Papaw said Becky was the inspiration for the phrase, “stubborn as a mule.” One morning his daddy, Granddaddy McCullough, got Becky harnessed to the plow and was ready to start work when Becky decided she didn’t much feel like working that day. She refused to move. Nothing they did made Becky take a step. They pulled, they pushed, they yelled, they held out hay – Becky wouldn’t budge. Papaw said Granddaddy decided they had only one choice left to get that mule to move.
They kindled a fire under Becky’s belly.
The fire grew, but Becky just stood there. Finally, Becky decided she might oughta move rather than burn, so she started walking. Happy that this had worked, Granddaddy got behind the plow. Becky walked far enough to get out of the fire, then stopped, and refused to move another step.
Another family mule’s name has been lost to history, but her story endures. In the fall of 1864, Union Troops were present in Henry County and groups of soldiers went out on foraging missions to replenish supplies for the troops. Someone near my great-great-grandfather’s farm rode up into the yard and shouted, “The Yankees are coming!” Granddaddy Blackmon grabbed what few valuables the family had and ran to the well, climbing down and hiding.
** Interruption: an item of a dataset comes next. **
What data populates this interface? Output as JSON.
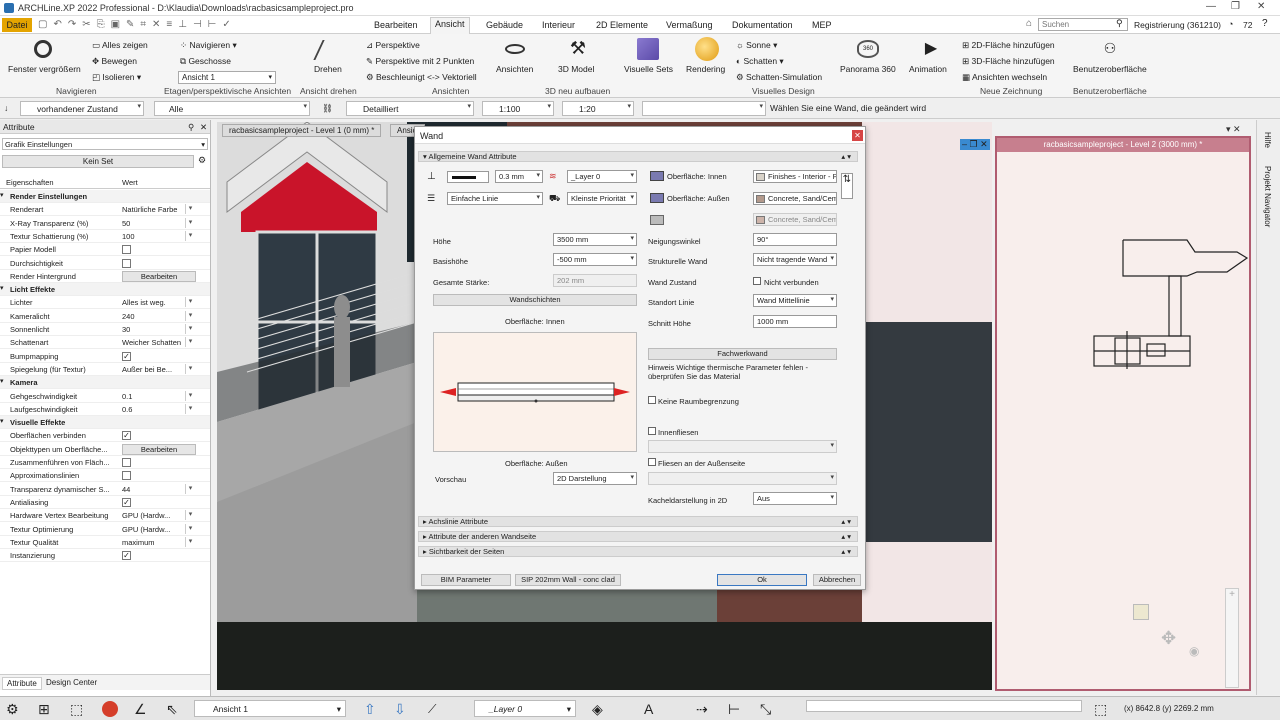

His son, my great-grandfather John Wesley, was supposed to run to the house and stay there. The family had discussed what to do if the soldiers came, and Granddaddy and Granny Blackmon worried aloud about how they would continue to farm when the Yankees took their mule. When my then six-year-old great-grandfather saw the troops enter the yard and look at the now nameless mule, he decided that their mule wasn’t going anywhere. He ran from the house and grabbed the bridle on the mule and refused to let go. The soldiers shook the mule and ordered the child to let the mule go, but John Wesley held on for dear life. Tears streamed down his face, yet he never let go. Finally, the commanding officer of the Yankee troops said, “If he wants that mule so bad, let him keep it,” and ordered the men to leave the yard. That mule stayed put, and my family was able to continue to farm, which meant they were able to eat.
The last mule of the family was what you might call a loaner mule. In 2008, a tornado struck the Live Oak community in Polk County, Georgia. A woman was killed, and her husband seriously injured when their brick home was reduced to rubble. The couple had a horse and a mule which was blind in her right eye. My mother-in-law, who we called MawMaw, volunteered their back pasture for the horse and the mule while the man recovered. The horse and mule were inseparable, and any time the horse got on the right side of the mule, the mule would start to scream. The horse would patiently turn and walk around the mule, back to her left side, and the mule would stop screaming. The two would nuzzle, and then continue to graze. While they were there, my ten-year-old daughter learned that horses don’t much care for lemon ice cream but that mules seem to enjoy it.
The mule was very vocal, and after the pair were able to return to their home in the Live Oak community, MawMaw said she really missed hearing the mule bray. “It’s comforting,” she said. “It sounds like when Daddy had old Hattie.”